Things just got worse following the Japanese attack on Pearl Harbor in December 1941. Four months later, Korematsu's family was sent to Tanforan Racetrack where they awaited transfer to an internment camp. Korematsu refused to go. He was, after all, an American citizen, and didn't think the "government would go as far as to include American citizens to be interned without a hearing," he later recalled.
However in May 1942, Korematsu was arrested. He was found guilty of violating military orders and sent toTanforan to await internment. With the help of the Northern California ACLU, Korematsu appealed his case to the U.S. Supreme Court - and lost in a 6 to 3 decision - in 1944. The government argued his internment was not based on racism and that the Army had proof that Japanese residents were signaling enemy ships and prone to disloyalty. Four decades later, his conviction was invalidated by a federal judge on factual grounds. Research had uncovered Justice Department documents stating that the government’s evidence contained “intentional falsehoods” about the security threat.
In 1998, Korematsu was awarded the Presidential Medal of Freedom, and this year - on January 30 - California celebrated the first Fred Korematsu Day.
To learn more about Fred Korematsu & civil liberties in a time of war, try the following resources:
- A More Perfect Union (Smithsonian)
- Children of the Camps (PBS)

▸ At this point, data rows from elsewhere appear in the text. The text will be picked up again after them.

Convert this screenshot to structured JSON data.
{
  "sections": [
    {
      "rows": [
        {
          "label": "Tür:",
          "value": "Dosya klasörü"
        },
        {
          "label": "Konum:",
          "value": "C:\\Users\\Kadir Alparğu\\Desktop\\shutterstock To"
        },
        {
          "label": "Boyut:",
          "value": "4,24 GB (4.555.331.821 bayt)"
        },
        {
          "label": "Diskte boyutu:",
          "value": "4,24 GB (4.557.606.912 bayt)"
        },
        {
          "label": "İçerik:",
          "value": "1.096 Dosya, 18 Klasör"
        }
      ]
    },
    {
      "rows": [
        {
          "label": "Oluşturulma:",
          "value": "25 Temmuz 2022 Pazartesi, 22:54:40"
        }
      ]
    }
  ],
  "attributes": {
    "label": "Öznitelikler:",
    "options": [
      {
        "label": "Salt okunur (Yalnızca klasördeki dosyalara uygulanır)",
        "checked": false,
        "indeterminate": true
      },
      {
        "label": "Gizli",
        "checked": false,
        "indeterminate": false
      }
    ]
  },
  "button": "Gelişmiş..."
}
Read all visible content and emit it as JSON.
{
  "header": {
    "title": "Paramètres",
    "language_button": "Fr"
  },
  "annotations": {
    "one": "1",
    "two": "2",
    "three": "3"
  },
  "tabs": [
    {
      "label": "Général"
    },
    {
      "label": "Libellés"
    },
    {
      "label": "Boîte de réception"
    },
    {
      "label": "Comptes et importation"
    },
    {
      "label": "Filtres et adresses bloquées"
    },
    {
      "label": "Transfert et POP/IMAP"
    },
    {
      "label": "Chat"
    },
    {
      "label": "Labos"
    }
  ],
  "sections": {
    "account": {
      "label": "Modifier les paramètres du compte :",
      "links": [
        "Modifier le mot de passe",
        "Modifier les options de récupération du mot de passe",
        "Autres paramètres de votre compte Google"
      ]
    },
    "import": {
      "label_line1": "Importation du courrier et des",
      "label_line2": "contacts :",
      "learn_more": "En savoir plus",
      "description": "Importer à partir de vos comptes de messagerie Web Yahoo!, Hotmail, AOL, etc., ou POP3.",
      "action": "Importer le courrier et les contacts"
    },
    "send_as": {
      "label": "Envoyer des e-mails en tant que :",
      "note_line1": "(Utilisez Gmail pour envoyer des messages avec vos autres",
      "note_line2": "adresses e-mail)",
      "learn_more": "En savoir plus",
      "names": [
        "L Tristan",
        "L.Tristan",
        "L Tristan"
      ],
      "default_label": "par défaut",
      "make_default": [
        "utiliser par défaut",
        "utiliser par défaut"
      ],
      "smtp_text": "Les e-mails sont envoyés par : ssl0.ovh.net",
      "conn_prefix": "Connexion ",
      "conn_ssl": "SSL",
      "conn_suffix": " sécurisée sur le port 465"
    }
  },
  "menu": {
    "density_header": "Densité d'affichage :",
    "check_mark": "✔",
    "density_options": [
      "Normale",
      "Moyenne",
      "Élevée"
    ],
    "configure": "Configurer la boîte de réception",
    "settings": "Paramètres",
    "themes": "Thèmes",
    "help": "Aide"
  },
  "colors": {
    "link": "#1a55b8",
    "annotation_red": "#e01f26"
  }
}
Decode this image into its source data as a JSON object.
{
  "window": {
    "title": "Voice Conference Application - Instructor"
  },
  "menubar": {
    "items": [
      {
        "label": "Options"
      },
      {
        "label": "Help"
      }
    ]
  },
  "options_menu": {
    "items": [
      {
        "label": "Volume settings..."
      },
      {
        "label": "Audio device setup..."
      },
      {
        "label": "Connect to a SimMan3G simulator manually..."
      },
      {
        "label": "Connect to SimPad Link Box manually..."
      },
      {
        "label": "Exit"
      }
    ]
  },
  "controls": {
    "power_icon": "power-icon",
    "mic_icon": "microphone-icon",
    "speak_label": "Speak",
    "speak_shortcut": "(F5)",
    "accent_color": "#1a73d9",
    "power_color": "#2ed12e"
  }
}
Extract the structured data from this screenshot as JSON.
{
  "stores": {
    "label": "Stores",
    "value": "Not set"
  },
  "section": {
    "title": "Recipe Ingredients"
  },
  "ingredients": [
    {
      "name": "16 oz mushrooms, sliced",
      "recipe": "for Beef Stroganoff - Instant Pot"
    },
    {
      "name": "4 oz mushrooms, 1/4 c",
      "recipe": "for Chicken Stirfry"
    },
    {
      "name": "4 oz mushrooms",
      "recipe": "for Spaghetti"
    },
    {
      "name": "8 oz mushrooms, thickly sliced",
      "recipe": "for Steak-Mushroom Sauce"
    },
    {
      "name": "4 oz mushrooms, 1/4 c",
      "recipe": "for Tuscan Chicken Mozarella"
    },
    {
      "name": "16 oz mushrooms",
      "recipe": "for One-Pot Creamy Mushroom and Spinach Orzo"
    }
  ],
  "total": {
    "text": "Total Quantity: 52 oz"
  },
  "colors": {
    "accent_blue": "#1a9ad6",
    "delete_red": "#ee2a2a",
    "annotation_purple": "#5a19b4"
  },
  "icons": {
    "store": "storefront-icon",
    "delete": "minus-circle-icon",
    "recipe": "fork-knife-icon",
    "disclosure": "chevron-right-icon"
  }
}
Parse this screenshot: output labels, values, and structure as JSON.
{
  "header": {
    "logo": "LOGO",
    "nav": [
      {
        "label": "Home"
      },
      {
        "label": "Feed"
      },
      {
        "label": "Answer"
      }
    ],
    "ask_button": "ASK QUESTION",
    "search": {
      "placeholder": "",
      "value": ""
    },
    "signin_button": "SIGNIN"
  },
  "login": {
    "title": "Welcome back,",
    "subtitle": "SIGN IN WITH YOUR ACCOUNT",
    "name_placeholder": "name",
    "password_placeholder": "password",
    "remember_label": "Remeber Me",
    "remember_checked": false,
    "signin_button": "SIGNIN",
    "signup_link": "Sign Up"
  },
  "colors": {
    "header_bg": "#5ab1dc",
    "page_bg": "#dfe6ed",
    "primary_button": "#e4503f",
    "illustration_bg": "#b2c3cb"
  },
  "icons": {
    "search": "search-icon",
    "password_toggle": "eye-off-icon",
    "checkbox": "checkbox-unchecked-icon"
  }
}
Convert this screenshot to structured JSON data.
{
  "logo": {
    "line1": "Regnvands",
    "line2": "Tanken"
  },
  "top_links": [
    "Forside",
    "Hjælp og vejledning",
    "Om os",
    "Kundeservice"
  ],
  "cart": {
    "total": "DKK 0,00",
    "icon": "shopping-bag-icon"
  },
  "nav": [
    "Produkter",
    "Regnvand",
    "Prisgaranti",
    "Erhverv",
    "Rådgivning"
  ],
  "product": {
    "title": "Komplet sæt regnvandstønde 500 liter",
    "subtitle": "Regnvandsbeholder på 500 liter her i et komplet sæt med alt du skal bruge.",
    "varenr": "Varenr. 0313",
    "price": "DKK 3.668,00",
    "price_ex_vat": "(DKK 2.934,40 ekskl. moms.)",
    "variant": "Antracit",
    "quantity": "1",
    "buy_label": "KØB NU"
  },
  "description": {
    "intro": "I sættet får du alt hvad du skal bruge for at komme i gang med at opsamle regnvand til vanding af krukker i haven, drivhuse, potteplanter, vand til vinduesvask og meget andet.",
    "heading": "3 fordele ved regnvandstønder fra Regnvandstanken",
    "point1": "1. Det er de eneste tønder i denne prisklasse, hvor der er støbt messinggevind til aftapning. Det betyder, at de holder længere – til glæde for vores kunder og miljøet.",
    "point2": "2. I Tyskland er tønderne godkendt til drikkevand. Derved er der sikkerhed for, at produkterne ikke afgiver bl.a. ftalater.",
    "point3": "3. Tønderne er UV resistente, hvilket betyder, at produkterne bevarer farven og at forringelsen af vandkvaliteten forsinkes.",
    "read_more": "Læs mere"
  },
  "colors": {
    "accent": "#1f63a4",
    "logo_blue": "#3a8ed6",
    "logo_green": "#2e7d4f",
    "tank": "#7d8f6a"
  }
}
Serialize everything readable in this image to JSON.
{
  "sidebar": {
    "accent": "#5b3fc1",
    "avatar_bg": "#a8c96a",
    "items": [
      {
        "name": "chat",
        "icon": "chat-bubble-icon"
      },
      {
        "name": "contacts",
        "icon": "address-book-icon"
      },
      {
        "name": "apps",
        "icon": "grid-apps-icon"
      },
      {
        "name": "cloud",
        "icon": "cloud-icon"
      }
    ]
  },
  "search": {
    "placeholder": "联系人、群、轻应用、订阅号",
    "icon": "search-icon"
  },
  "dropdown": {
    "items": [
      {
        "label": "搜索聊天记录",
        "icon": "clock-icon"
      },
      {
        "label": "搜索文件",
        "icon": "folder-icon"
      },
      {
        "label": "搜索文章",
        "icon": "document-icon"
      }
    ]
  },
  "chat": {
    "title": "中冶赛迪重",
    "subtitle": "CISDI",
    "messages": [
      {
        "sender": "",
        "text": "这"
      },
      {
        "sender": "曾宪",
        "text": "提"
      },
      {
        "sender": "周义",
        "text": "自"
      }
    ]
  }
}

- Civil Liberties in Wartime (PBS)
- Fred T. Korematsu Institute for Civil Rights & Education
- He Said No to Internment (New York Times)
- Korematsu v. United States (Landmark Cases)
- Of Civil Rights & Wrongs (PBS)
- Photographs of Japanese American Internment (Library of Congress)